The comparison of two unlike things in which a word of comparison (like, as etc.) is used - she eats like a bird.
A literary device in which human characteristics are given to an object, animal, or idea. A type of metaphor . The clouds jumped cause they were scared.
The comparing of two unlike things in which no words of comparison (like or as) are used: That kid is a squirrel.
A rhetorical device in which two seemingly contradictory words are used together for effect: "She is just a poor little rich girl."Or "bittersweet". She is a stupid genius.
A reference to a statement, a person, a place, an event, or a thing that is known from literature, history, religion, etc.
verbal irony basically: A form of irony in which apparent praise conceals another, scornful meaning. For example, a sarcastic remark directed at a person who consistently arrives fifteen minutes late for appointments might be, "Oh, you've arrived exactly on time!"
Verbal - A speaker says one thing but means the opposite ("it is a sunny day" - there is actually snow and a blizzard outside) , Dramatic - the reader or the audience knows something important that a character does not know (the reader knows a monster is behind the door, the character does not) , Situational - what actually happens is the opposite of what is expected (an idiot becomes a doctor)

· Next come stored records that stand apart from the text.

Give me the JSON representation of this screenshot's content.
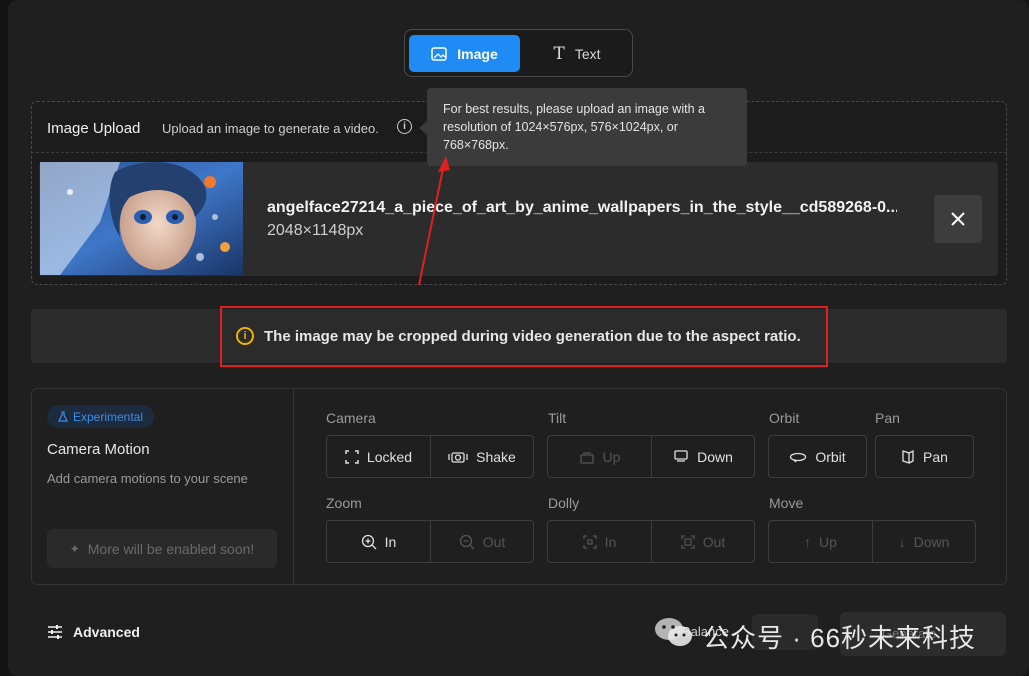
{
  "mode_toggle": {
    "image_label": "Image",
    "text_label": "Text"
  },
  "upload": {
    "title": "Image Upload",
    "subtitle": "Upload an image to generate a video.",
    "tooltip": "For best results, please upload an image with a resolution of 1024×576px, 576×1024px, or 768×768px.",
    "file_name": "angelface27214_a_piece_of_art_by_anime_wallpapers_in_the_style__cd589268-0...",
    "file_size": "2048×1148px"
  },
  "warning": {
    "text": "The image may be cropped during video generation due to the aspect ratio."
  },
  "camera_motion": {
    "badge": "Experimental",
    "title": "Camera Motion",
    "subtitle": "Add camera motions to your scene",
    "more_button": "More will be enabled soon!",
    "camera": {
      "label": "Camera",
      "locked": "Locked",
      "shake": "Shake"
    },
    "tilt": {
      "label": "Tilt",
      "up": "Up",
      "down": "Down"
    },
    "orbit": {
      "label": "Orbit",
      "button": "Orbit"
    },
    "pan": {
      "label": "Pan",
      "button": "Pan"
    },
    "zoom": {
      "label": "Zoom",
      "in": "In",
      "out": "Out"
    },
    "dolly": {
      "label": "Dolly",
      "in": "In",
      "out": "Out"
    },
    "move": {
      "label": "Move",
      "up": "Up",
      "down": "Down"
    }
  },
  "footer": {
    "advanced": "Advanced",
    "balance": "Balance",
    "generate": "Generate",
    "watermark": "公众号 · 66秒未来科技"
  },
  "colors": {
    "accent": "#1f8bf5",
    "warning": "#f0b100",
    "highlight_box": "#e02020",
    "experimental": "#3d8fe8"
  }
}
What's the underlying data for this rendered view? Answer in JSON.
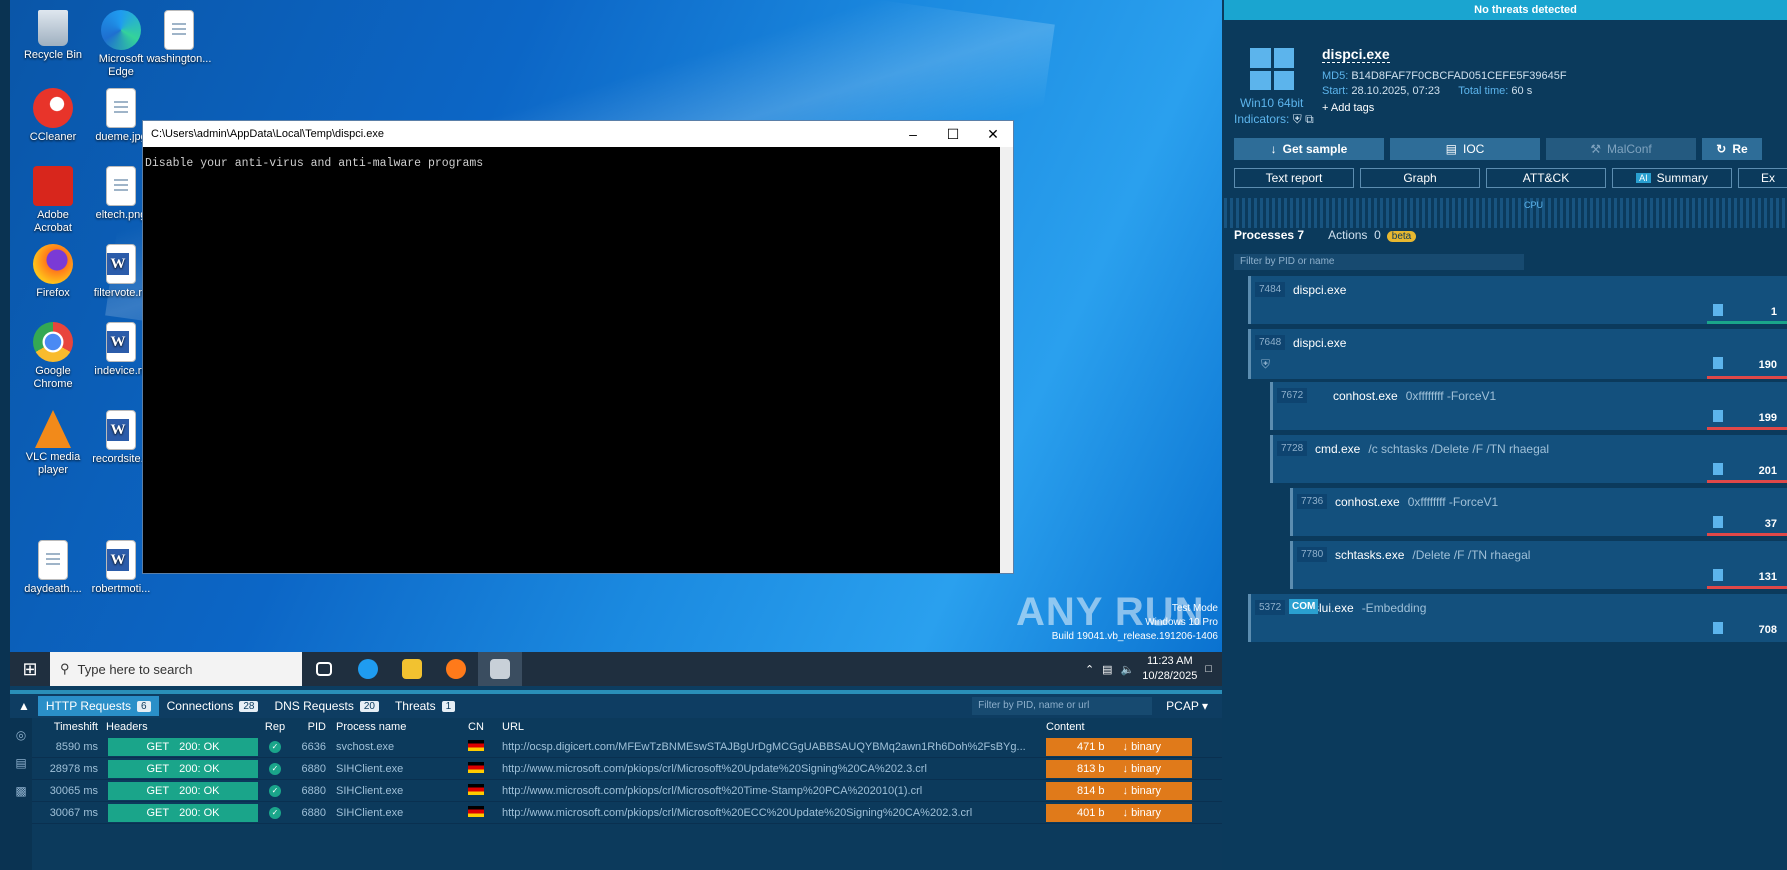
{
  "desktop": {
    "icons": [
      {
        "label": "Recycle Bin"
      },
      {
        "label": "Microsoft Edge"
      },
      {
        "label": "washington..."
      },
      {
        "label": "CCleaner"
      },
      {
        "label": "dueme.jpg"
      },
      {
        "label": "Adobe Acrobat"
      },
      {
        "label": "eltech.png"
      },
      {
        "label": "Firefox"
      },
      {
        "label": "filtervote.rtf"
      },
      {
        "label": "Google Chrome"
      },
      {
        "label": "indevice.rtf"
      },
      {
        "label": "VLC media player"
      },
      {
        "label": "recordsite..."
      },
      {
        "label": "daydeath...."
      },
      {
        "label": "robertmoti..."
      }
    ],
    "cmd_window": {
      "title": "C:\\Users\\admin\\AppData\\Local\\Temp\\dispci.exe",
      "text": "Disable your anti-virus and anti-malware programs"
    },
    "watermark": {
      "logo": "ANY RUN",
      "line1": "Test Mode",
      "line2": "Windows 10 Pro",
      "line3": "Build 19041.vb_release.191206-1406"
    }
  },
  "taskbar": {
    "search_placeholder": "Type here to search",
    "time": "11:23 AM",
    "date": "10/28/2025"
  },
  "bottom_panel": {
    "tabs": [
      {
        "label": "HTTP Requests",
        "count": "6"
      },
      {
        "label": "Connections",
        "count": "28"
      },
      {
        "label": "DNS Requests",
        "count": "20"
      },
      {
        "label": "Threats",
        "count": "1"
      }
    ],
    "filter_placeholder": "Filter by PID, name or url",
    "pcap_label": "PCAP",
    "columns": {
      "timeshift": "Timeshift",
      "headers": "Headers",
      "rep": "Rep",
      "pid": "PID",
      "process": "Process name",
      "cn": "CN",
      "url": "URL",
      "content": "Content"
    },
    "rows": [
      {
        "timeshift": "8590 ms",
        "method": "GET",
        "status": "200: OK",
        "pid": "6636",
        "process": "svchost.exe",
        "url": "http://ocsp.digicert.com/MFEwTzBNMEswSTAJBgUrDgMCGgUABBSAUQYBMq2awn1Rh6Doh%2FsBYg...",
        "size": "471 b",
        "type": "binary"
      },
      {
        "timeshift": "28978 ms",
        "method": "GET",
        "status": "200: OK",
        "pid": "6880",
        "process": "SIHClient.exe",
        "url": "http://www.microsoft.com/pkiops/crl/Microsoft%20Update%20Signing%20CA%202.3.crl",
        "size": "813 b",
        "type": "binary"
      },
      {
        "timeshift": "30065 ms",
        "method": "GET",
        "status": "200: OK",
        "pid": "6880",
        "process": "SIHClient.exe",
        "url": "http://www.microsoft.com/pkiops/crl/Microsoft%20Time-Stamp%20PCA%202010(1).crl",
        "size": "814 b",
        "type": "binary"
      },
      {
        "timeshift": "30067 ms",
        "method": "GET",
        "status": "200: OK",
        "pid": "6880",
        "process": "SIHClient.exe",
        "url": "http://www.microsoft.com/pkiops/crl/Microsoft%20ECC%20Update%20Signing%20CA%202.3.crl",
        "size": "401 b",
        "type": "binary"
      }
    ]
  },
  "analysis": {
    "banner": "No threats detected",
    "os_label": "Win10 64bit",
    "filename": "dispci.exe",
    "md5_label": "MD5:",
    "md5": "B14D8FAF7F0CBCFAD051CEFE5F39645F",
    "start_label": "Start:",
    "start": "28.10.2025, 07:23",
    "total_label": "Total time:",
    "total": "60 s",
    "add_tags": "+ Add tags",
    "indicators_label": "Indicators:",
    "buttons_row1": [
      "Get sample",
      "IOC",
      "MalConf",
      "Re"
    ],
    "buttons_row2": [
      "Text report",
      "Graph",
      "ATT&CK",
      "Summary",
      "Ex"
    ],
    "ai_badge": "AI",
    "cpu_label": "CPU",
    "processes_tab": "Processes 7",
    "actions_tab": "Actions",
    "actions_count": "0",
    "beta": "beta",
    "filter_placeholder": "Filter by PID or name",
    "processes": [
      {
        "pid": "7484",
        "name": "dispci.exe",
        "args": "",
        "count": "1"
      },
      {
        "pid": "7648",
        "name": "dispci.exe",
        "args": "",
        "count": "190"
      },
      {
        "pid": "7672",
        "name": "conhost.exe",
        "args": "0xffffffff -ForceV1",
        "count": "199"
      },
      {
        "pid": "7728",
        "name": "cmd.exe",
        "args": "/c schtasks /Delete /F /TN rhaegal",
        "count": "201"
      },
      {
        "pid": "7736",
        "name": "conhost.exe",
        "args": "0xffffffff -ForceV1",
        "count": "37"
      },
      {
        "pid": "7780",
        "name": "schtasks.exe",
        "args": "/Delete /F /TN rhaegal",
        "count": "131"
      },
      {
        "pid": "5372",
        "name": "slui.exe",
        "args": "-Embedding",
        "count": "708",
        "badge": "COM"
      }
    ]
  }
}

The use of clues to hint at events that occur later in the plot, often used to create suspense.
The author's choice of words based on their correctness, clearness, or effectiveness.
The study of the rules whereby words or other elements of sentence structure are combined to form grammatical sentences. Like the syntax in this sentence (using the word "like") shows that it is a simile.
Person, place, thing or event that stands both for itself and for something beyond itself.
The fears/conflicts that drive a character.